▸ **DATA FOR THE TASK**
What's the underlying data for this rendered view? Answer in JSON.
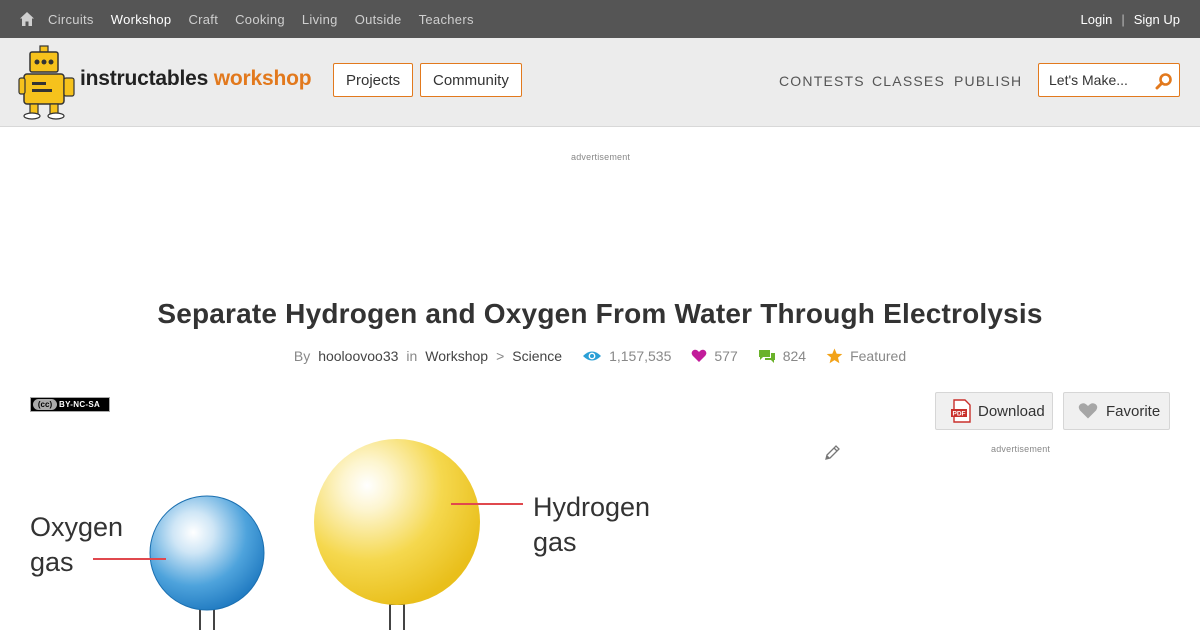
{
  "topbar": {
    "nav": [
      "Circuits",
      "Workshop",
      "Craft",
      "Cooking",
      "Living",
      "Outside",
      "Teachers"
    ],
    "active": "Workshop",
    "login": "Login",
    "separator": "|",
    "signup": "Sign Up"
  },
  "header": {
    "logo_word": "instructables",
    "logo_section": "workshop",
    "projects_label": "Projects",
    "community_label": "Community",
    "contests_label": "CONTESTS",
    "classes_label": "CLASSES",
    "publish_label": "PUBLISH",
    "search_placeholder": "Let's Make..."
  },
  "ads": {
    "top_label": "advertisement",
    "side_label": "advertisement"
  },
  "article": {
    "title": "Separate Hydrogen and Oxygen From Water Through Electrolysis",
    "by": "By",
    "author": "hooloovoo33",
    "in": "in",
    "category": "Workshop",
    "arrow": ">",
    "subcategory": "Science",
    "views": "1,157,535",
    "favorites": "577",
    "comments": "824",
    "featured": "Featured",
    "license_c": "(cc)",
    "license": "BY-NC-SA",
    "download_label": "Download",
    "favorite_label": "Favorite",
    "pdf_badge": "PDF"
  },
  "diagram": {
    "oxygen_label_1": "Oxygen",
    "oxygen_label_2": "gas",
    "hydrogen_label_1": "Hydrogen",
    "hydrogen_label_2": "gas"
  },
  "colors": {
    "accent": "#e2791d",
    "topbar": "#555555",
    "views_icon": "#2a9fd6",
    "favorites_icon": "#c21c9a",
    "comments_icon": "#6ab22a",
    "featured_icon": "#f2a218"
  }
}
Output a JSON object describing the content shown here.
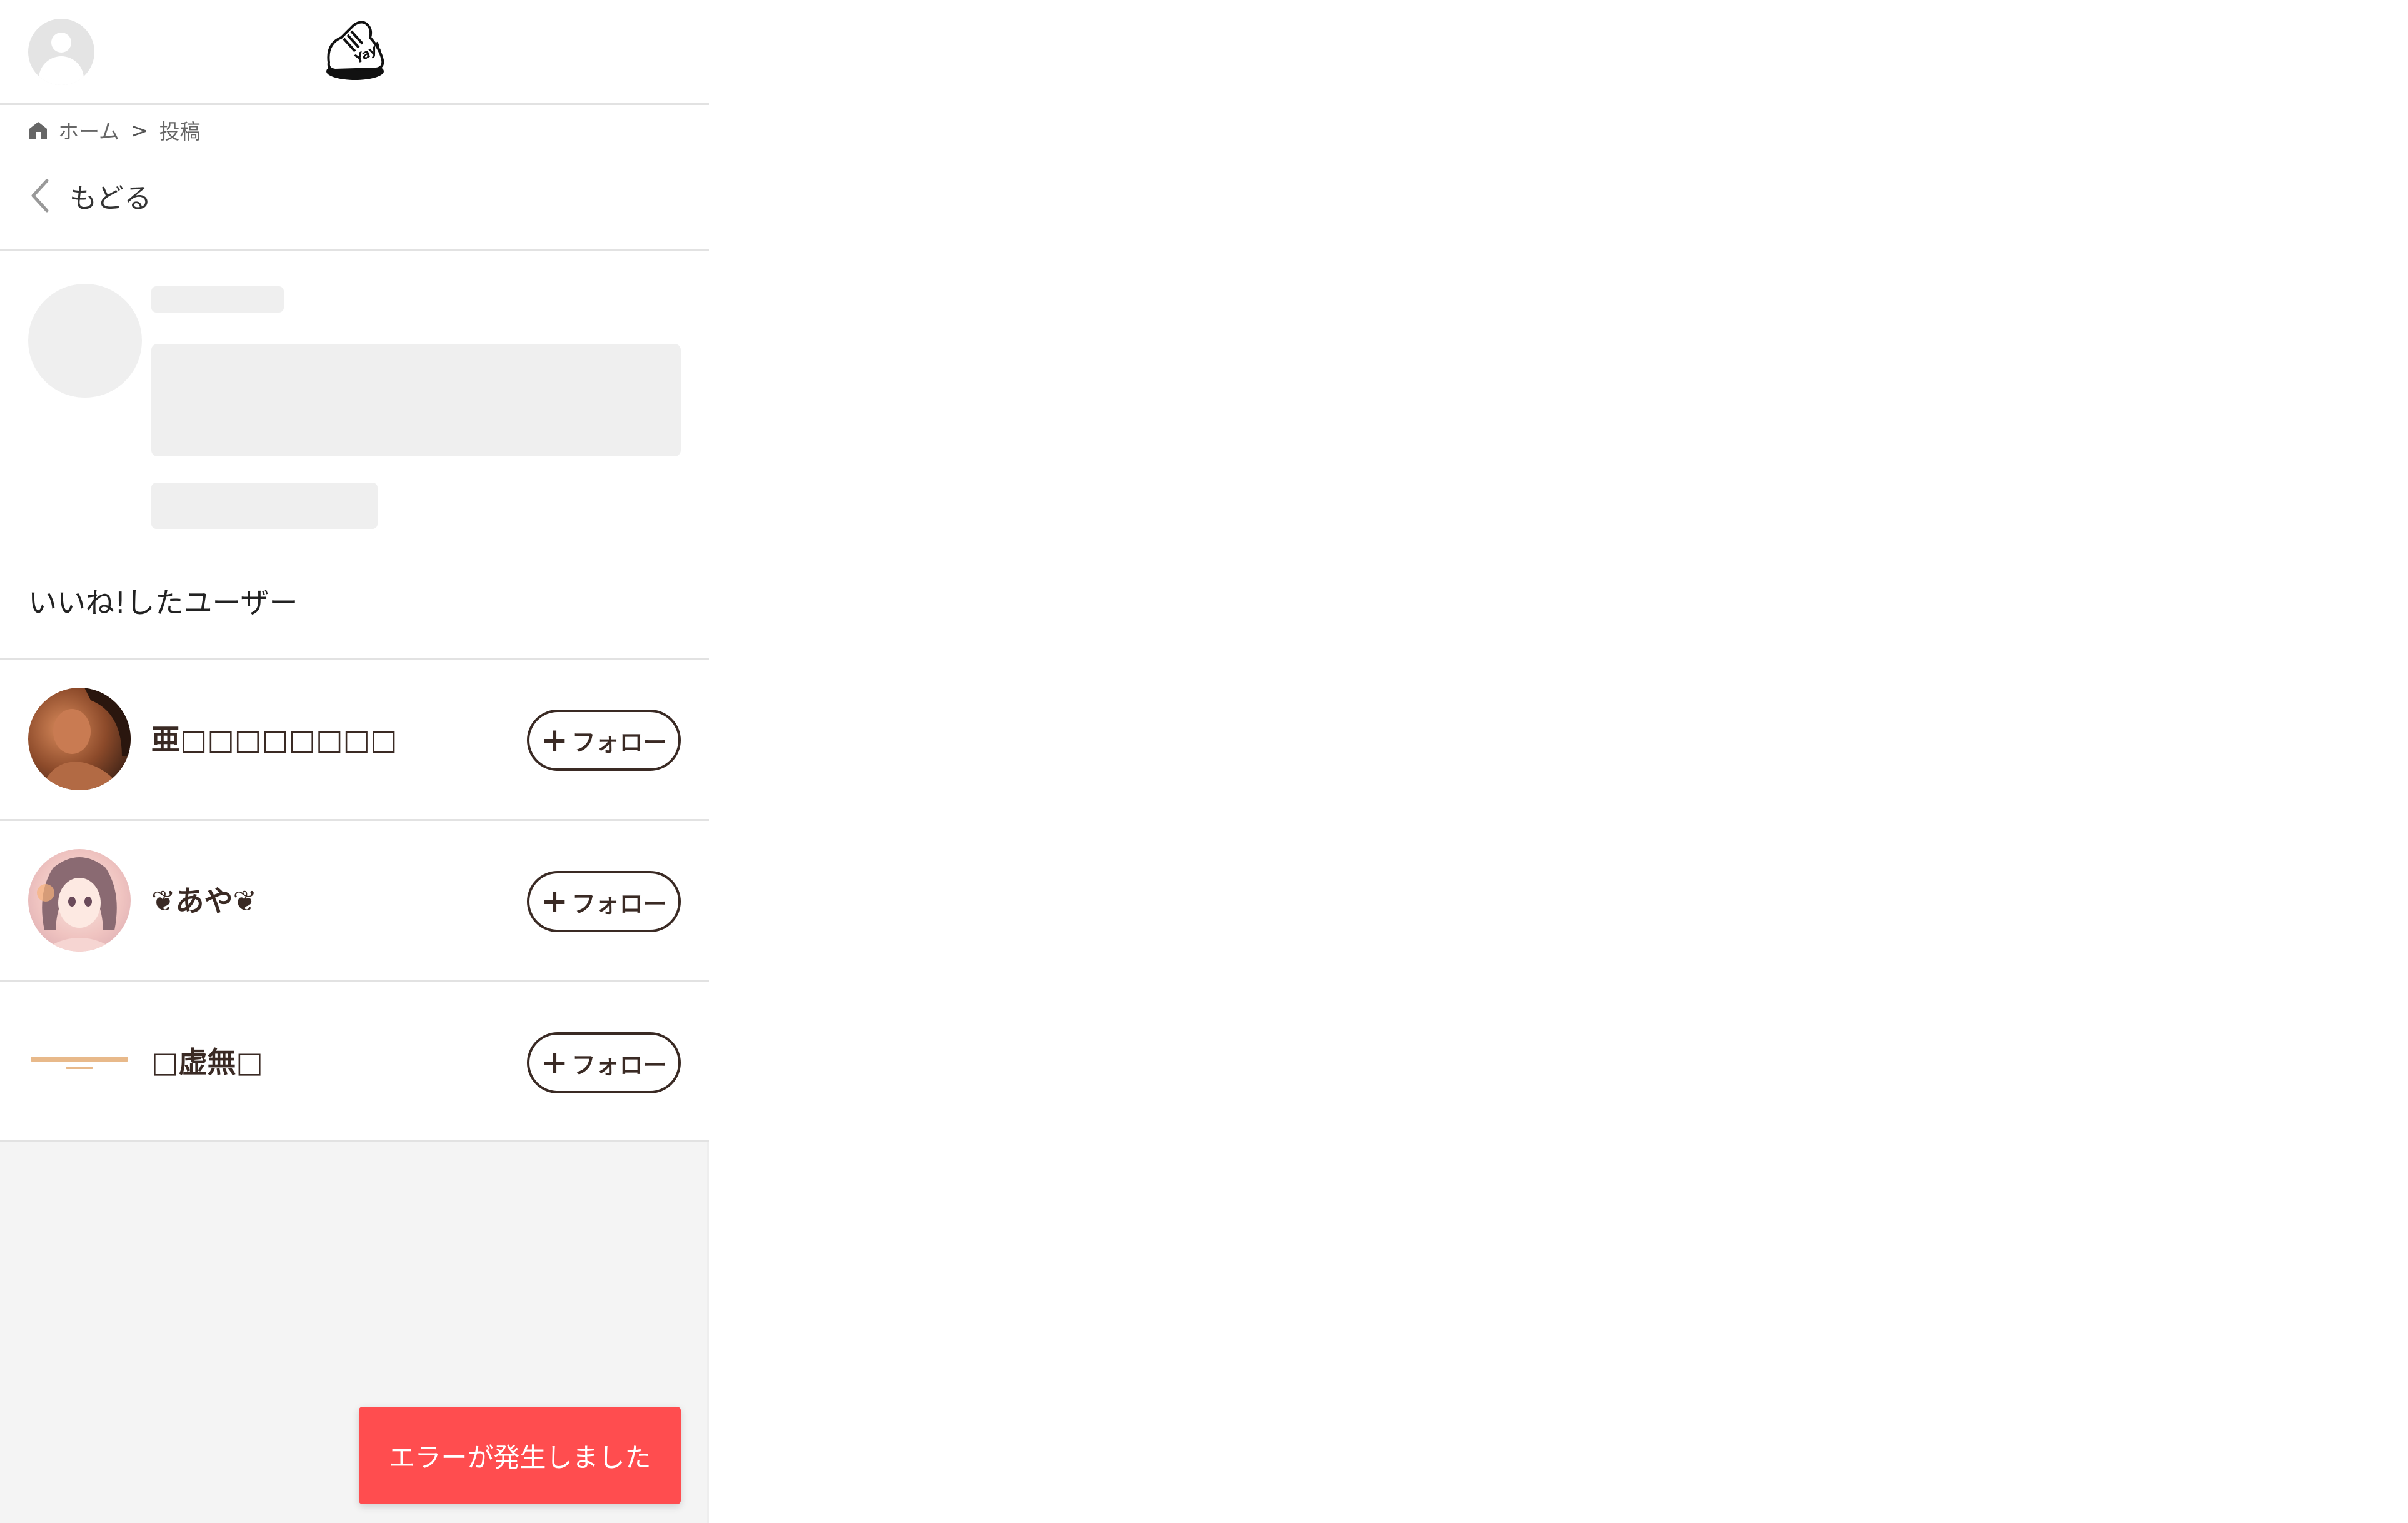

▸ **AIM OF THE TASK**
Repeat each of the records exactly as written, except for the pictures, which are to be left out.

▸ **RESPONSE TO THE TASK**
What's the underlying data for this rendered view? Answer in JSON.
{
  "topbar": {
    "nav": [
      "Circuits",
      "Workshop",
      "Craft",
      "Cooking",
      "Living",
      "Outside",
      "Teachers"
    ],
    "active": "Workshop",
    "login": "Login",
    "separator": "|",
    "signup": "Sign Up"
  },
  "header": {
    "logo_word": "instructables",
    "logo_section": "workshop",
    "projects_label": "Projects",
    "community_label": "Community",
    "contests_label": "CONTESTS",
    "classes_label": "CLASSES",
    "publish_label": "PUBLISH",
    "search_placeholder": "Let's Make..."
  },
  "ads": {
    "top_label": "advertisement",
    "side_label": "advertisement"
  },
  "article": {
    "title": "Separate Hydrogen and Oxygen From Water Through Electrolysis",
    "by": "By",
    "author": "hooloovoo33",
    "in": "in",
    "category": "Workshop",
    "arrow": ">",
    "subcategory": "Science",
    "views": "1,157,535",
    "favorites": "577",
    "comments": "824",
    "featured": "Featured",
    "license_c": "(cc)",
    "license": "BY-NC-SA",
    "download_label": "Download",
    "favorite_label": "Favorite",
    "pdf_badge": "PDF"
  },
  "diagram": {
    "oxygen_label_1": "Oxygen",
    "oxygen_label_2": "gas",
    "hydrogen_label_1": "Hydrogen",
    "hydrogen_label_2": "gas"
  },
  "colors": {
    "accent": "#e2791d",
    "topbar": "#555555",
    "views_icon": "#2a9fd6",
    "favorites_icon": "#c21c9a",
    "comments_icon": "#6ab22a",
    "featured_icon": "#f2a218"
  }
}
Output a JSON object describing the content shown here.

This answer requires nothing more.